Even with question marks surrounding the Pirates pitching staff this spring, Clint Hurdle was able to announce 60 percent of his rotation to open the season before any other team decided on their Opening Day starter. With Chad Kuhl coming off a solid showing as a rookie in 2016, the Pirates most likely have four of their five rotation spots filled. This brings us to the battle for the fifth starter’s job in the Pirates rotation. Tyler Glasnow, Drew Hutchison, Steven Brault and Trevor Williams are the four starting pitchers in the mix for this rotation spot. However, after Sunday’s showing, Glasnow may have emerged as the early favorite to break camp with the Pirates’ MLB club. Six strikeouts in the span of seven batters against the Orioles on Sunday, announced to Pirates Nation that Tyler Glasnow means business this spring training.
Does he have what it takes to get it done? Question marks surrounding Glasnow’s uneven performance in 2016 left Pirates fans doubting the club’s top prospect. A more in depth look at what Glasnow is working on this spring, will help to present a clearer picture of how he can contribute to the Pittsburgh Pirates throughout the 2017 regular season.
So far, this spring Tyler Glasnow has shown the drive that is most often associated with the top competitors in the game of baseball. His desire to be the best that he can be, has become apparent in the strides he has taken in repeating his delivery. With Glasnow’s history of wildness and his significant growth spurt shortly before being drafted, there was some doubt about what he would produce as a finished product. Without showing the ability to command the fastball and hanging curveballs regularly at the MLB level last season, it was evident that Glasnow needed to make some adjustments this offseason. By working closely with Ray Searage in his offseason throwing programs, Glasnow was able to adhere to various timing exercises that have him looking like a completely different pitcher this spring. In the minor leagues, last season, there were plenty of starts where Glasnow had enough fastball command and finished his curveball well enough to put together an efficient outing. Still his mechanics were not tight enough to allow him to keep it together when dealing with the extra adrenaline that accompanied each of his big league starts. A series of checkpoints that are accompanied by pauses in his windup and standing tall before his delivery, now have Tyler in great position to achieve the repeatability that he has strived for without success throughout the early portion of his professional baseball career.
The early focus of camp for Glasnow was the continued development of his changeup now that his pitching mechanics have been altered. In a recent video clip, available on MLB.com, Glasnow demonstrated how he had changed his changeup from a four-seam grip to a two-seam grip. With the size of his hands, it now appears that he is employing what is known in baseball as the “circle change”. This small change has Glasnow feeling very comfortable throwing this pitch, all the while improving the velocity separation between his fastball and changeup. Being comfortable throwing this pitch is the key for Glasnow, as being diverse with his repertoire is a desire that has been fueled by his competitive drive. The results last season at the MLB level were like the results with his curveball. Inability to finish pitches by driving them down in the zone, left many of Glasnow’s off-speed pitches hanging up in the zone where opposing hitters could put a charge into them. With Glasnow now looking to make the mechanical and grip adjustments as part of his second nature habits, the improvement in the results could be significant this season.

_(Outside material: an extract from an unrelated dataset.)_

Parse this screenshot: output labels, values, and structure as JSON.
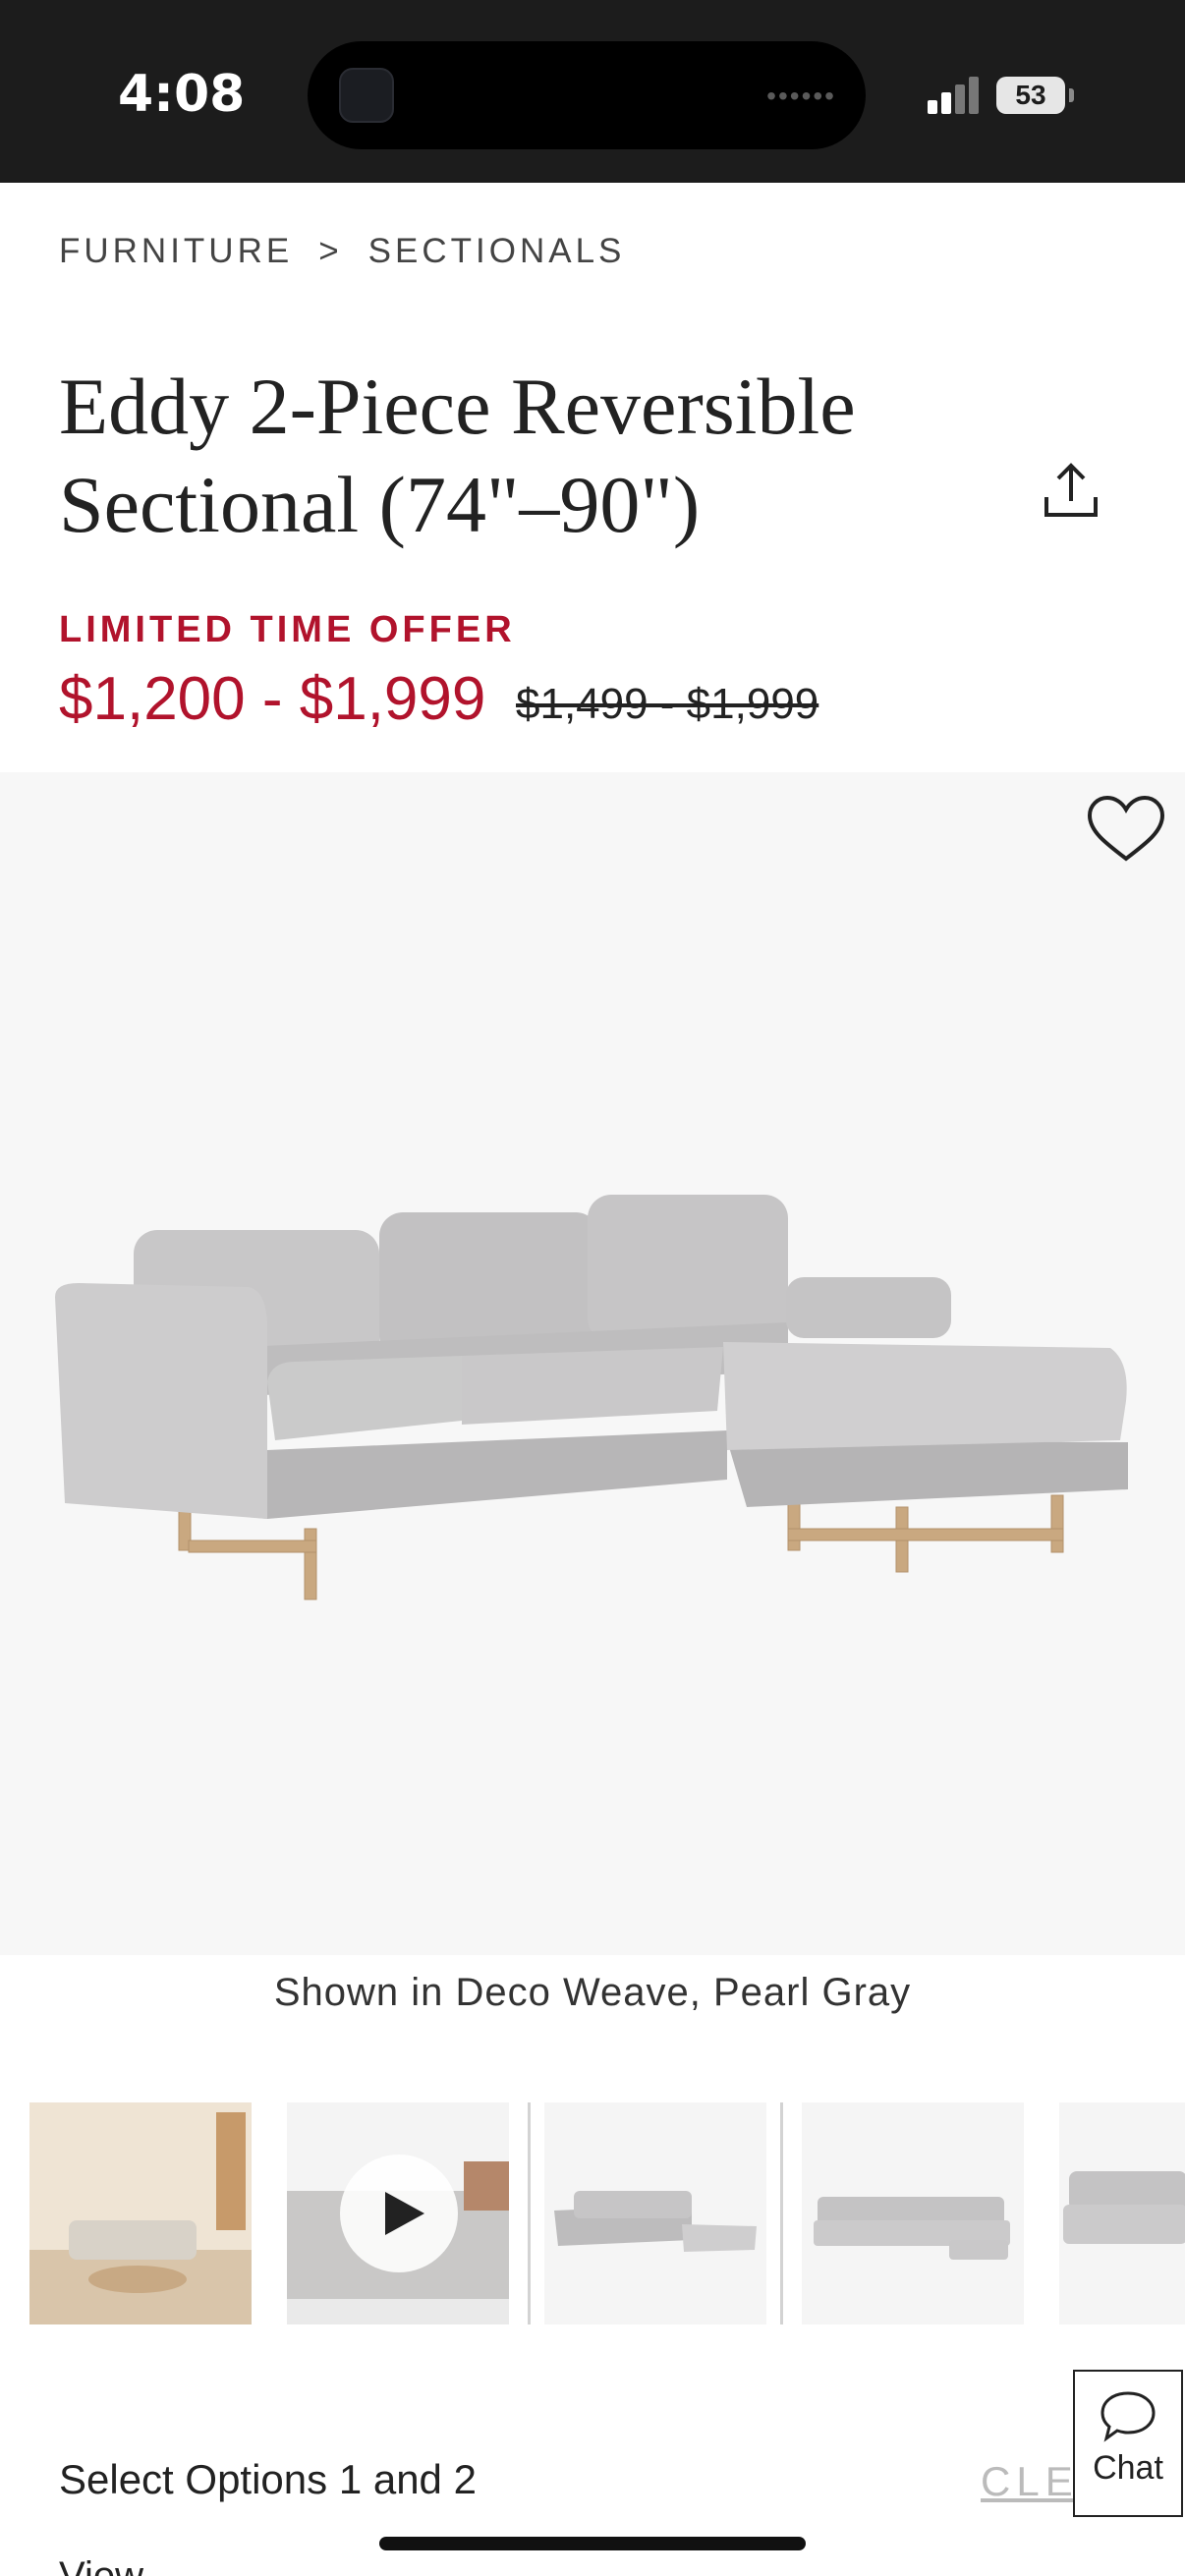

In Glasnow’s starts last season, seeing fastballs left up in the zone was not an uncommon theme. This did not yield the worst results for him, since he regularly threw his fastball with significant velocity. It was often taken for a ball and sometimes it produced a swinging strike. Other times the natural sink on his four-seamer caused the ball to wander into an area where opposing hitters were able to take comfortable swings at the pitch. All of this is in the process of changing however, as Glasnow’s first spring outing put a completely different style of pitching on display. By utilizing the natural sink on his four-seam fastball, Tyler Glasnow is now armed with the ability to drive the ball down in the zone while adopting a style like the one employed by Justin Verlander over the past decade. The implications of this breakthrough are significant, because Glasnow will be throwing his fastball the most out of all the pitches in his repertoire. Being able to lean on his fastball as his best pitch will allow Glasnow to have efficient innings along with compiling a noteworthy strikeout total.
Even though recent history suggests that Brault and Williams may represent safer options for the Pirates to have as their fifth starter, the upside that Glasnow brings to the team gives him a chance to be a difference maker. Not only do all the checks in Glasnow’s mechanical adjustments, have his pitches under control, but he is now expecting to have better success against the opposition’s running game by throwing their timing off.
Plenty of hard work was put in by Glasnow and the coaching staff this offseason, as they worked to help him reach his ceiling. The early results suggest that the Pirates could be putting together one of the league’s better rotations, while giving their fans a starting pitcher to look forward to on a nightly basis. Gone are the days of Pirates fans dreading the day of a Jeff Locke start with Pittsburgh featuring a starting rotation that may be loaded with a large portion of the league’s top young pitching talent.